"Reichsmarschall" Hermann Göring
Fromm was ruined. All of his possessions had been stolen and auctioned off to the public. He and his wife fled to exile in London. They had sent their sons ahead years before. Two of Fromm’s siblings remained behind. His sister and her family were sent to Auschwitz to be gassed. His brother miraculously survived the war in Berlin.

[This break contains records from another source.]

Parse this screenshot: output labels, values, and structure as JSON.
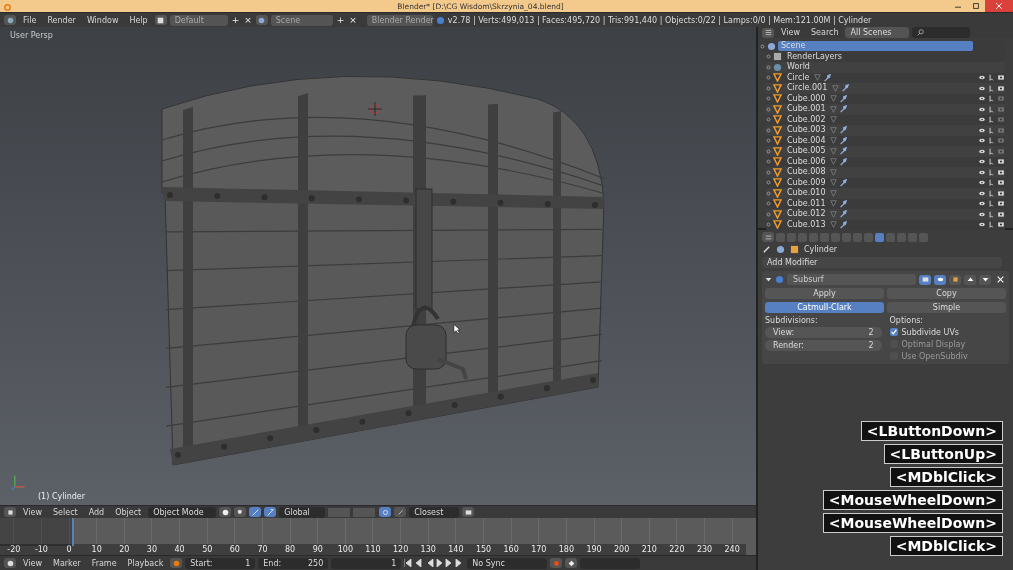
{
  "title_bar": {
    "title": "Blender* [D:\\CG Wisdom\\Skrzynia_04.blend]"
  },
  "info_header": {
    "menus": [
      "File",
      "Render",
      "Window",
      "Help"
    ],
    "layout": "Default",
    "layout_actions": [
      "+",
      "×"
    ],
    "scene": "Scene",
    "scene_actions": [
      "+",
      "×"
    ],
    "engine": "Blender Render",
    "stats": "v2.78 | Verts:499,013 | Faces:495,720 | Tris:991,440 | Objects:0/22 | Lamps:0/0 | Mem:121.00M | Cylinder"
  },
  "viewport": {
    "view_label": "User Persp",
    "object_label": "(1) Cylinder"
  },
  "outliner": {
    "menus": [
      "View",
      "Search"
    ],
    "filter": "All Scenes",
    "items": [
      {
        "name": "Scene",
        "kind": "scene",
        "selected": true,
        "children": [
          {
            "name": "RenderLayers",
            "kind": "render_layers",
            "selected": false
          },
          {
            "name": "World",
            "kind": "world",
            "selected": false
          },
          {
            "name": "Circle",
            "kind": "mesh",
            "selected": false,
            "modifier": true,
            "renderable": true
          },
          {
            "name": "Circle.001",
            "kind": "mesh",
            "selected": false,
            "modifier": true,
            "renderable": true
          },
          {
            "name": "Cube.000",
            "kind": "mesh",
            "selected": false,
            "modifier": true,
            "renderable": false
          },
          {
            "name": "Cube.001",
            "kind": "mesh",
            "selected": false,
            "modifier": true,
            "renderable": false
          },
          {
            "name": "Cube.002",
            "kind": "mesh",
            "selected": false,
            "modifier": false,
            "renderable": false
          },
          {
            "name": "Cube.003",
            "kind": "mesh",
            "selected": false,
            "modifier": true,
            "renderable": false
          },
          {
            "name": "Cube.004",
            "kind": "mesh",
            "selected": false,
            "modifier": true,
            "renderable": false
          },
          {
            "name": "Cube.005",
            "kind": "mesh",
            "selected": false,
            "modifier": true,
            "renderable": false
          },
          {
            "name": "Cube.006",
            "kind": "mesh",
            "selected": false,
            "modifier": true,
            "renderable": true
          },
          {
            "name": "Cube.008",
            "kind": "mesh",
            "selected": false,
            "modifier": false,
            "renderable": true
          },
          {
            "name": "Cube.009",
            "kind": "mesh",
            "selected": false,
            "modifier": true,
            "renderable": true
          },
          {
            "name": "Cube.010",
            "kind": "mesh",
            "selected": false,
            "modifier": false,
            "renderable": true
          },
          {
            "name": "Cube.011",
            "kind": "mesh",
            "selected": false,
            "modifier": true,
            "renderable": true
          },
          {
            "name": "Cube.012",
            "kind": "mesh",
            "selected": false,
            "modifier": true,
            "renderable": true
          },
          {
            "name": "Cube.013",
            "kind": "mesh",
            "selected": false,
            "modifier": true,
            "renderable": true
          }
        ]
      }
    ]
  },
  "properties": {
    "tabs": [
      {
        "selected": false
      },
      {
        "selected": false
      },
      {
        "selected": false
      },
      {
        "selected": false
      },
      {
        "selected": false
      },
      {
        "selected": false
      },
      {
        "selected": false
      },
      {
        "selected": false
      },
      {
        "selected": false
      },
      {
        "selected": true
      },
      {
        "selected": false
      },
      {
        "selected": false
      },
      {
        "selected": false
      },
      {
        "selected": false
      }
    ],
    "object": "Cylinder",
    "add_modifier": "Add Modifier",
    "modifier": {
      "name": "Subsurf",
      "apply": "Apply",
      "copy": "Copy",
      "modes": [
        {
          "label": "Catmull-Clark",
          "selected": true
        },
        {
          "label": "Simple",
          "selected": false
        }
      ],
      "subdivisions_label": "Subdivisions:",
      "fields": [
        {
          "label": "View:",
          "value": "2"
        },
        {
          "label": "Render:",
          "value": "2"
        }
      ],
      "options_label": "Options:",
      "options": [
        {
          "label": "Subdivide UVs",
          "checked": true
        },
        {
          "label": "Optimal Display",
          "checked": false
        },
        {
          "label": "Use OpenSubdiv",
          "checked": false
        }
      ]
    }
  },
  "key_overlay": [
    "<LButtonDown>",
    "<LButtonUp>",
    "<MDblClick>",
    "<MouseWheelDown>",
    "<MouseWheelDown>",
    "<MDblClick>"
  ],
  "view3d_header": {
    "menus": [
      "View",
      "Select",
      "Add",
      "Object"
    ],
    "mode": "Object Mode",
    "orientation": "Global",
    "snap": "Closest"
  },
  "timeline": {
    "ticks": [
      "-20",
      "-10",
      "0",
      "10",
      "20",
      "30",
      "40",
      "50",
      "60",
      "70",
      "80",
      "90",
      "100",
      "110",
      "120",
      "130",
      "140",
      "150",
      "160",
      "170",
      "180",
      "190",
      "200",
      "210",
      "220",
      "230",
      "240"
    ]
  },
  "timeline_header": {
    "menus": [
      "View",
      "Marker",
      "Frame",
      "Playback"
    ],
    "start_label": "Start:",
    "start": "1",
    "end_label": "End:",
    "end": "250",
    "current": "1",
    "sync": "No Sync"
  }
}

Fromm himself died on May 12, 1945, just four days following the collapse of the Nazi regime. He was sixty-two years old. He had been planning to return to Germany and regain control of his property. But now his life’s work was lost. The large plant in Köpenick had fallen victim to Allied bombing. The Soviets confiscated the Friedrichshagen plant and soon had it up and running again, turning out millions of condoms for the use of the occupying Red Army. Under normal conditions, the family should have received their property back. But some of Fromm’s Nazi employees cooperated with East German communist officials and officially denounced their boss as a “Jewish owner” and a “capitalist exploiter type [with an] anti-social, anti-worker, and pro-Nazi attitude.” They depicted his various social and worker-friendly programs in the Köpenick factory as “active support of Nazi propaganda.” This made Julius Fromm into a de facto “war criminal” and “Nazi activist,” leading to a second “Aryanization” of his property. (The factory continued to produce rubber products as a state-owned firm into the 1990s, although the East German “Mondo” condom was later manufactured at a plant in Erfurt.)

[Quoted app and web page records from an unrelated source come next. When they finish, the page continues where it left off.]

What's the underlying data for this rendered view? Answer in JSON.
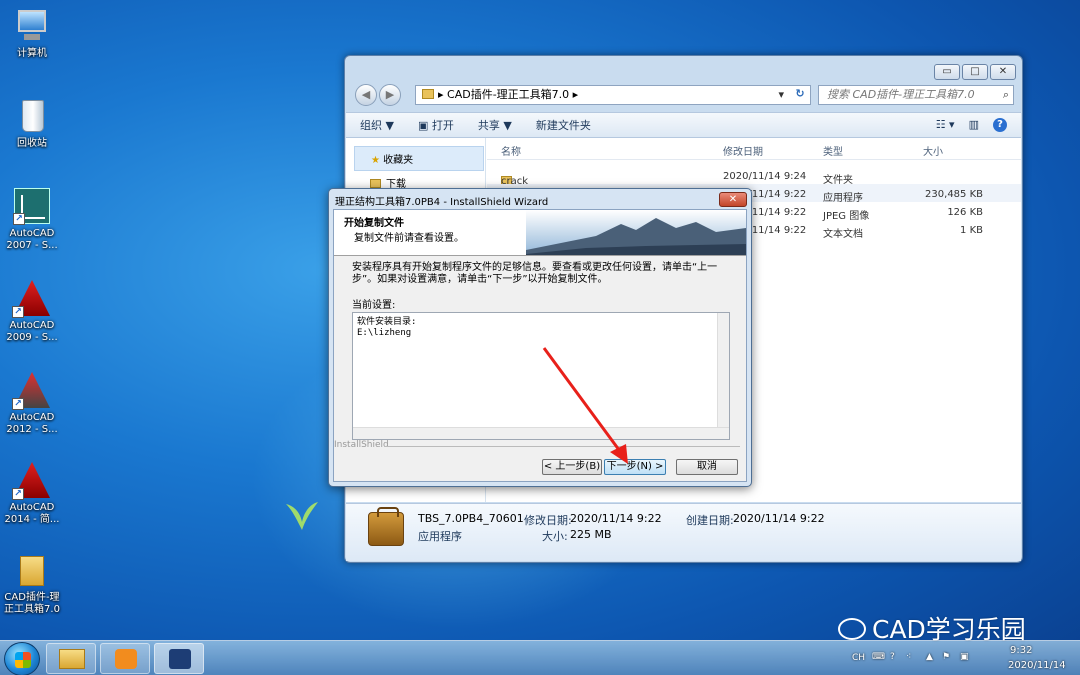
{
  "desktop_icons": [
    {
      "label": "计算机",
      "icon": "computer-icon"
    },
    {
      "label": "回收站",
      "icon": "recycle-bin-icon"
    },
    {
      "label": "AutoCAD\n2007 - S...",
      "icon": "autocad-2007-icon"
    },
    {
      "label": "AutoCAD\n2009 - S...",
      "icon": "autocad-2009-icon"
    },
    {
      "label": "AutoCAD\n2012 - S...",
      "icon": "autocad-2012-icon"
    },
    {
      "label": "AutoCAD\n2014 - 简...",
      "icon": "autocad-2014-icon"
    },
    {
      "label": "CAD插件-理\n正工具箱7.0",
      "icon": "folder-icon"
    }
  ],
  "explorer": {
    "address": "CAD插件-理正工具箱7.0",
    "search_placeholder": "搜索 CAD插件-理正工具箱7.0",
    "toolbar": {
      "organize": "组织 ▼",
      "open": "打开",
      "share": "共享 ▼",
      "new_folder": "新建文件夹"
    },
    "nav": {
      "favorites": "收藏夹",
      "downloads": "下载"
    },
    "columns": {
      "name": "名称",
      "date": "修改日期",
      "type": "类型",
      "size": "大小"
    },
    "files": [
      {
        "name": "crack",
        "date": "2020/11/14 9:24",
        "type": "文件夹",
        "size": ""
      },
      {
        "name": "",
        "date": "2020/11/14 9:22",
        "type": "应用程序",
        "size": "230,485 KB"
      },
      {
        "name": "",
        "date": "2020/11/14 9:22",
        "type": "JPEG 图像",
        "size": "126 KB"
      },
      {
        "name": "",
        "date": "2020/11/14 9:22",
        "type": "文本文档",
        "size": "1 KB"
      }
    ],
    "details": {
      "filename": "TBS_7.0PB4_70601",
      "modified_label": "修改日期:",
      "modified": "2020/11/14 9:22",
      "created_label": "创建日期:",
      "created": "2020/11/14 9:22",
      "type": "应用程序",
      "size_label": "大小:",
      "size": "225 MB"
    }
  },
  "dialog": {
    "title": "理正结构工具箱7.0PB4 - InstallShield Wizard",
    "heading": "开始复制文件",
    "subheading": "复制文件前请查看设置。",
    "intro": "安装程序具有开始复制程序文件的足够信息。要查看或更改任何设置，请单击“上一步”。如果对设置满意，请单击“下一步”以开始复制文件。",
    "current_settings_label": "当前设置:",
    "settings_line1": "软件安装目录:",
    "settings_line2": "E:\\lizheng",
    "brand": "InstallShield",
    "back_button": "< 上一步(B)",
    "next_button": "下一步(N) >",
    "cancel_button": "取消"
  },
  "taskbar": {
    "lang": "CH",
    "time": "9:32",
    "date": "2020/11/14"
  },
  "watermark": "CAD学习乐园",
  "colors": {
    "annotation_arrow": "#e8201a",
    "desktop": "#1a78d0"
  }
}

In 1947, Julius’s second son Herbert bought the trademark back from one of Göring’s cousins at the 1938 sales price and began once more to manufacture condoms under license in West Germany. This earned a modest income for the family until the rights expired twenty-five years later. After the fall of the Berlin Wall in 1989, all three sons and/or their widows received compensation for the lost property in East Berlin amounting to two percent of the original value.
The Fromms trademark remained in Western hands and the French-owned MAPA Corporation now produces “Fromms FF” by the millions in Zeven, a small town located between Hamburg and Bremen. The firm also produces the popular brands Billy Boy and Blausiegel. Their website includes no reference to the fate of Julius Fromm.
Today a great deal is known about the Jewish history of large German companies such as Deutsche Bank or the massive mail-order and travel company Neckermann, which was founded on an Aryanized Jewish mail-order business once belonging to singer Billy Joel’s grandfather. But we still know virtually nothing about middle-size companies like Fromms and the perhaps 20,000 small-scale Jewish firms and one-man operations in Berlin alone that were wiped out along with their owners during Nazi rule. The fate of the Fromm family just goes to show how history can come alive in the most ordinary of activities – even in the unrolling of a lowly condom.